◆ **EXERCISE**: Copy out every line holding the string "Modules" from the records below.

━━━ DATA EXCERPTS

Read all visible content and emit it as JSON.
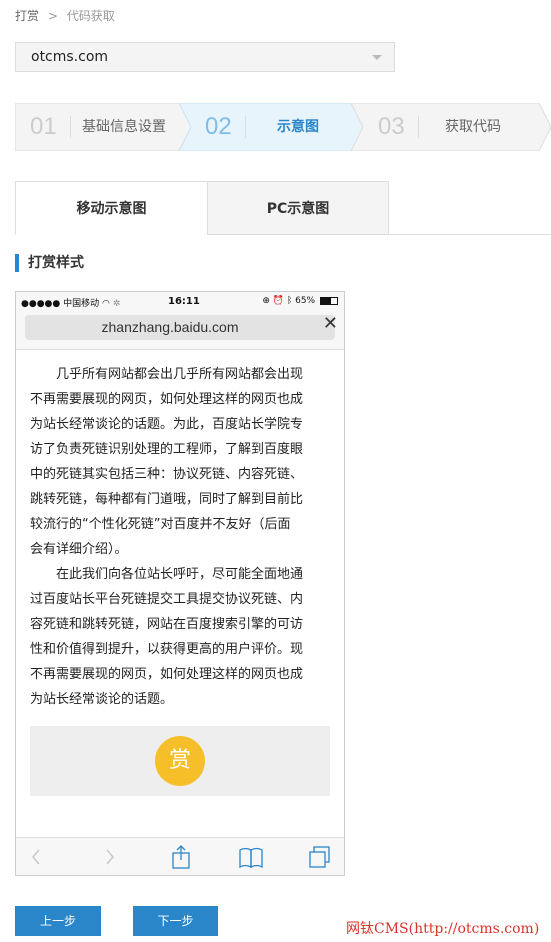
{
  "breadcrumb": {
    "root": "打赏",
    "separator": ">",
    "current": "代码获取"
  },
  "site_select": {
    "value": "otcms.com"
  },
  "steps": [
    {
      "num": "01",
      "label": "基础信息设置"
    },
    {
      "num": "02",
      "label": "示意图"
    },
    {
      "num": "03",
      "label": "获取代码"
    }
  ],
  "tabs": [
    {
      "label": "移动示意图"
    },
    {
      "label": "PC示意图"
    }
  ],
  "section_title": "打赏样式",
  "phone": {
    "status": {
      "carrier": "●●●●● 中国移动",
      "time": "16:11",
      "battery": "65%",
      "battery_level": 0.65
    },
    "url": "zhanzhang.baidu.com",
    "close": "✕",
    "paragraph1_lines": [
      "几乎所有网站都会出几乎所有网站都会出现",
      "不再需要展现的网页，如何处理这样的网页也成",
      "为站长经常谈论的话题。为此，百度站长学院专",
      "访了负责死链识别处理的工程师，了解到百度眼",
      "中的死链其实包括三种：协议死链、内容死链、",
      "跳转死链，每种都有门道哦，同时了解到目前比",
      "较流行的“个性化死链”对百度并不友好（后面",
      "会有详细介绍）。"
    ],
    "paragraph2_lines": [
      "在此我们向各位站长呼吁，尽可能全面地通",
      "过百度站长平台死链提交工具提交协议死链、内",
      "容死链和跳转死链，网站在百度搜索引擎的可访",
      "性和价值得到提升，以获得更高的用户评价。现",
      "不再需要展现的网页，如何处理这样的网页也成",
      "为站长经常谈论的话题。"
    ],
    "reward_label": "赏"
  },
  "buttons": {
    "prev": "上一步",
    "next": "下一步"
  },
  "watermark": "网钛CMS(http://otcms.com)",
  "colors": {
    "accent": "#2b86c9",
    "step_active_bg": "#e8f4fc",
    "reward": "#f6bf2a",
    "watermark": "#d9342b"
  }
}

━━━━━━
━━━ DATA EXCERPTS

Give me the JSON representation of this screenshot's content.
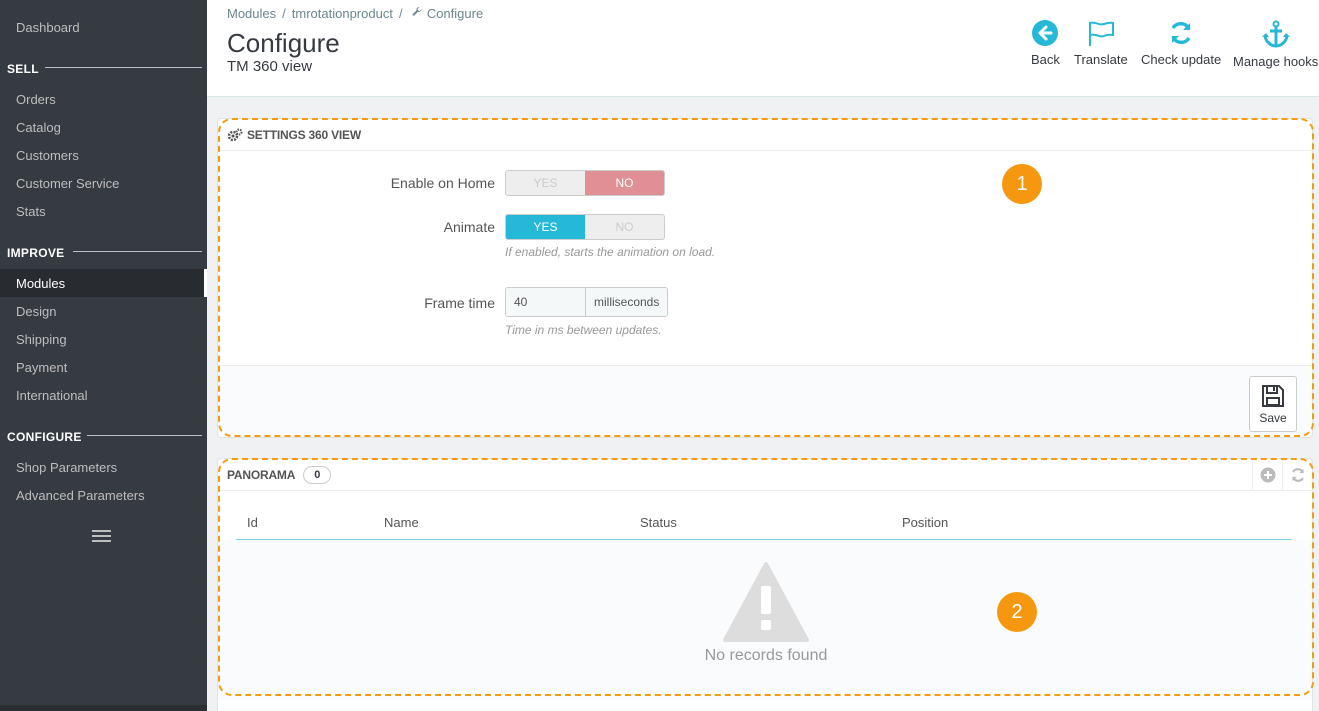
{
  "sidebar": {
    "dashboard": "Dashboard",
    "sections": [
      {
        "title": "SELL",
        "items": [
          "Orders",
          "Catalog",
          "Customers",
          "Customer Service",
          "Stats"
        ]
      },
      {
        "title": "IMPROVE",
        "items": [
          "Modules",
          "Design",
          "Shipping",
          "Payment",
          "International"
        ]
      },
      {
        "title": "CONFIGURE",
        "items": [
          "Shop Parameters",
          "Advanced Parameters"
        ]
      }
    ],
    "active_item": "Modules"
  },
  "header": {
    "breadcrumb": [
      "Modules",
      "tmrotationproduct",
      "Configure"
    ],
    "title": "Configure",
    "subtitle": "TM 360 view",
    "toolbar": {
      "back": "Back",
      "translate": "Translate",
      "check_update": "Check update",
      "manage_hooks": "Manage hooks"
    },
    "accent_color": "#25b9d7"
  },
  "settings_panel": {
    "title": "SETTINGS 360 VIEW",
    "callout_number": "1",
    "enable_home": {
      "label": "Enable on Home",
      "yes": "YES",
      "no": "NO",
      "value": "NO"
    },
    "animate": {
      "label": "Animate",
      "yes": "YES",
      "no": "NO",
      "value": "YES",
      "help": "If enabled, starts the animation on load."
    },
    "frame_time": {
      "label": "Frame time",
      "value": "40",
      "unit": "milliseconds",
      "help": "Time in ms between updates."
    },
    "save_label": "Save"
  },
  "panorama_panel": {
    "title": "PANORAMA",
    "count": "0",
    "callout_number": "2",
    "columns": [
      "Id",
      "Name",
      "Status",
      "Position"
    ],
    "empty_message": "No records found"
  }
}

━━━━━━
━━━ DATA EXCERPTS

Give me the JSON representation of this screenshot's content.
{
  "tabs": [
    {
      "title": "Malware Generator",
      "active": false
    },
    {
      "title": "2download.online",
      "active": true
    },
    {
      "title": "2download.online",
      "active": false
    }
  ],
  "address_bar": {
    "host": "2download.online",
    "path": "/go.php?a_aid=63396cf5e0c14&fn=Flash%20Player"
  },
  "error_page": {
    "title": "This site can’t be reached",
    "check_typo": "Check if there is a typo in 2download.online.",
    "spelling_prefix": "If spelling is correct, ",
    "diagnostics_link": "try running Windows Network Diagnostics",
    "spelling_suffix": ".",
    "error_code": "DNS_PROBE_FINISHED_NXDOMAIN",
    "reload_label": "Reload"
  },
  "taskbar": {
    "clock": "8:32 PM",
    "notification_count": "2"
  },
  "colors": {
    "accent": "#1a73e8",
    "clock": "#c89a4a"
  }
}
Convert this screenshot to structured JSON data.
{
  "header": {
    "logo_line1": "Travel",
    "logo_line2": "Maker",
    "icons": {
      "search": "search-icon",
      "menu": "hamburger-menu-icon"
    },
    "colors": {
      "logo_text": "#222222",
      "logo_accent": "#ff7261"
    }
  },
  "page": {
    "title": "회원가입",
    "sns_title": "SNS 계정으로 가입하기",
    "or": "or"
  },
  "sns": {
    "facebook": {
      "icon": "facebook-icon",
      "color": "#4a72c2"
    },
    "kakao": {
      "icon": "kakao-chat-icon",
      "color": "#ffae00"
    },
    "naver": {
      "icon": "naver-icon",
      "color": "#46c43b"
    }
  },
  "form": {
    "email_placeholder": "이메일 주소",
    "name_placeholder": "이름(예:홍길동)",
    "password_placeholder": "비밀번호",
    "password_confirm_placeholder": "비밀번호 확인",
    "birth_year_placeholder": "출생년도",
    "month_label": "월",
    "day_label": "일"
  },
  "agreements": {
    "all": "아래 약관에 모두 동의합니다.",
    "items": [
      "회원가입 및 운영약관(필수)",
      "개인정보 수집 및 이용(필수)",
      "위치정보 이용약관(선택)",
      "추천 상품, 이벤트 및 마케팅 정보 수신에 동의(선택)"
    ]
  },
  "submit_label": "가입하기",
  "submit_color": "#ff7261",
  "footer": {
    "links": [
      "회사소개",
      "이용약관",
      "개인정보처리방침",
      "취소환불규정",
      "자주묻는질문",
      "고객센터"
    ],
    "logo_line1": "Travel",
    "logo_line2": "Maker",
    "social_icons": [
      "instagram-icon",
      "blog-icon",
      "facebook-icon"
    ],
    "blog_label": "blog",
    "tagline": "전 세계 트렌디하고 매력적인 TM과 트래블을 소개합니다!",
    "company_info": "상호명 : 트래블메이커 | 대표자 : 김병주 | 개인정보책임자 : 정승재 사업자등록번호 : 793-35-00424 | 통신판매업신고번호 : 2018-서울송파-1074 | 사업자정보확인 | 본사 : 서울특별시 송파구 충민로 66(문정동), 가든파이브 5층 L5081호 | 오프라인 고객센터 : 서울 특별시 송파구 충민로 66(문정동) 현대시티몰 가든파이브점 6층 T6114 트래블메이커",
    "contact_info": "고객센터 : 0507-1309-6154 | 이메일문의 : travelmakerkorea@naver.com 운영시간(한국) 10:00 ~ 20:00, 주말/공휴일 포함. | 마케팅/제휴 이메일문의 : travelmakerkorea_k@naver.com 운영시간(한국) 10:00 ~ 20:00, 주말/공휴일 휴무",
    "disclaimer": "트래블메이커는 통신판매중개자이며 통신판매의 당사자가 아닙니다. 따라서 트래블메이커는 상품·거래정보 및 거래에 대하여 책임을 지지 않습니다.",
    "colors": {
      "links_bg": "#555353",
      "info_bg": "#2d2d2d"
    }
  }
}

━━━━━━

◆ **EXPECTED ANSWER**:
          "Modules",
    "active_item": "Modules"
      "Modules",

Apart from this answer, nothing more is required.